Sign up to follow your favorites on all your devices.
Sign up

Anna Meares, most decorated Olympic women’s track cyclist, retires

Cycling - Track - Olympics: Day 7

RIO DE JANEIRO, BRAZIL - AUGUST 12: Anna Meares of Australia applauds fans after competing in the Women’s Team Sprint final for bronze on Day 7 of the Rio 2016 Olympic Games at the Rio Olympic Velodrome on August 12, 2016 in Rio de Janeiro, Brazil. (Photo by Julian Finney/Getty Images)

Getty Images

Australian Anna Meares, the most decorated Olympic women’s track cyclist with six medals, announced her retirement Sunday at age 33.

Meares shared the news via a 300-word Facebook post listing her career accomplishments, accompanied by a photo of her carrying the Australian flag into the Rio Olympic Opening Ceremony.
“I am really proud of my longevity, also proud of the level of high consistency in my performances and results during my career,” Meares said, according to Cycling Australia. “It is hard to close this chapter, because it is a bloody big one, but I am really excited about the doors opening in to the next chapter of my life.”

Meares began her Olympic career at Athens 2004, taking gold in the time trial, and added an individual sprint gold at London 2012. In between, she came back from a January 2008 broken neck to take individual sprint silver at the Beijing Games.

Meares ended her Olympic career with keirin bronze in Rio.

“I kind of knew that I was leaning this way prior to Rio, but I needed to shelve that to be able to put all of my focus into getting to Rio and performing there at my very best and then reassess when I got home,” Meares told Australian media. “I have had to consider [three] things in this decision.

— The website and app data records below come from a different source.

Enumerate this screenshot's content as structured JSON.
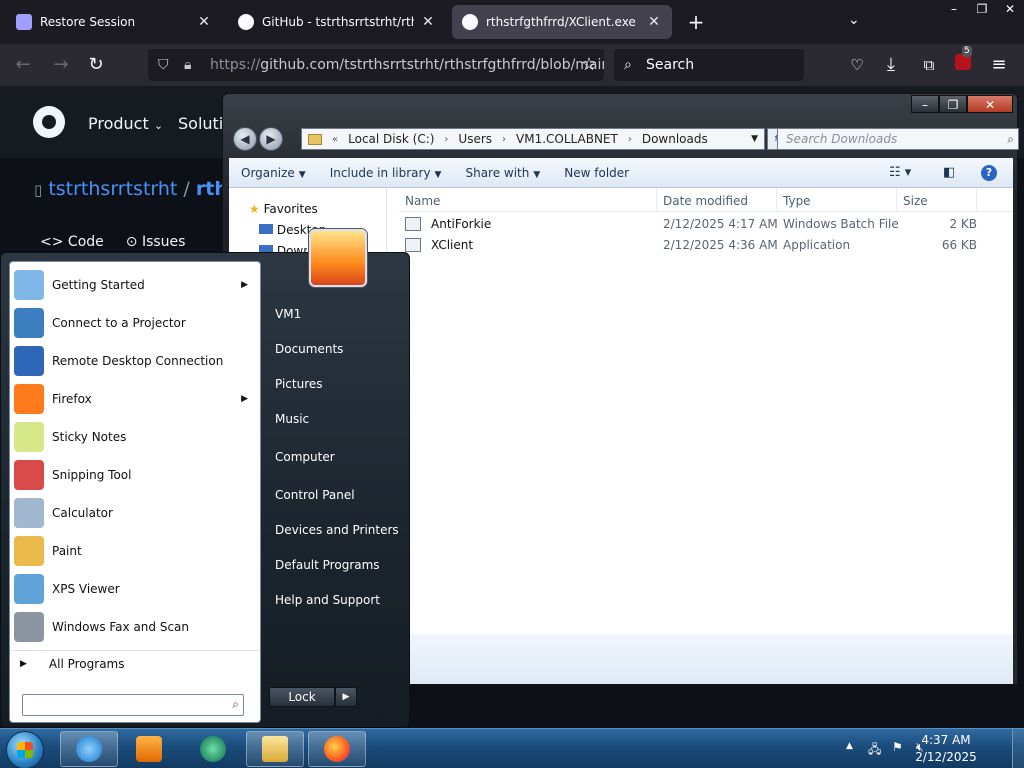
{
  "firefox": {
    "tabs": [
      {
        "title": "Restore Session",
        "close": "✕"
      },
      {
        "title": "GitHub - tstrthsrrtstrht/rthstrfgthfrrd",
        "close": "✕"
      },
      {
        "title": "rthstrfgthfrrd/XClient.exe at main",
        "close": "✕"
      }
    ],
    "new_tab": "+",
    "list_tabs": "⌄",
    "url_protocol": "https://",
    "url": "github.com/tstrthsrrtstrht/rthstrfgthfrrd/blob/main/",
    "search_placeholder": "Search",
    "extension_badge": "5"
  },
  "github": {
    "nav": [
      "Product",
      "Solutions"
    ],
    "repo_owner": "tstrthsrrtstrht",
    "repo_sep": "/",
    "repo_name": "rthstrfgthfrrd",
    "tabs": [
      "Code",
      "Issues"
    ]
  },
  "explorer": {
    "window_controls": [
      "–",
      "❐",
      "✕"
    ],
    "address": [
      "Local Disk (C:)",
      "Users",
      "VM1.COLLABNET",
      "Downloads"
    ],
    "search_placeholder": "Search Downloads",
    "toolbar": {
      "organize": "Organize",
      "include": "Include in library",
      "share": "Share with",
      "new_folder": "New folder"
    },
    "nav_pane": {
      "favorites": "Favorites",
      "desktop": "Desktop",
      "downloads": "Downloads"
    },
    "columns": [
      "Name",
      "Date modified",
      "Type",
      "Size"
    ],
    "files": [
      {
        "name": "AntiForkie",
        "date": "2/12/2025 4:17 AM",
        "type": "Windows Batch File",
        "size": "2 KB"
      },
      {
        "name": "XClient",
        "date": "2/12/2025 4:36 AM",
        "type": "Application",
        "size": "66 KB"
      }
    ]
  },
  "start_menu": {
    "programs": [
      {
        "label": "Getting Started",
        "icon": "getting-started-icon",
        "color": "#7fb8e8",
        "submenu": true
      },
      {
        "label": "Connect to a Projector",
        "icon": "projector-icon",
        "color": "#3c7fc1",
        "submenu": false
      },
      {
        "label": "Remote Desktop Connection",
        "icon": "remote-desktop-icon",
        "color": "#2e66b8",
        "submenu": false
      },
      {
        "label": "Firefox",
        "icon": "firefox-icon",
        "color": "#ff7a1a",
        "submenu": true
      },
      {
        "label": "Sticky Notes",
        "icon": "sticky-notes-icon",
        "color": "#d6e88a",
        "submenu": false
      },
      {
        "label": "Snipping Tool",
        "icon": "snipping-tool-icon",
        "color": "#d94b4b",
        "submenu": false
      },
      {
        "label": "Calculator",
        "icon": "calculator-icon",
        "color": "#9fb7cf",
        "submenu": false
      },
      {
        "label": "Paint",
        "icon": "paint-icon",
        "color": "#e9b94a",
        "submenu": false
      },
      {
        "label": "XPS Viewer",
        "icon": "xps-viewer-icon",
        "color": "#5fa3d9",
        "submenu": false
      },
      {
        "label": "Windows Fax and Scan",
        "icon": "fax-scan-icon",
        "color": "#8c96a3",
        "submenu": false
      }
    ],
    "all_programs": "All Programs",
    "right_links": [
      "VM1",
      "Documents",
      "Pictures",
      "Music",
      "Computer",
      "Control Panel",
      "Devices and Printers",
      "Default Programs",
      "Help and Support"
    ],
    "lock": "Lock"
  },
  "taskbar": {
    "time": "4:37 AM",
    "date": "2/12/2025"
  }
}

Do I want it? Can I do it? And obviously the Gold Coast Commonwealth Games [in 2018].”

Meares is from Blackwater, Queensland, which is in the same Australian state as Gold Coast.

Meares and sister Kerrie were profiled in Bud Greenspan‘s 2004 Olympic film.

MORE: American wins world road cycling championships time trial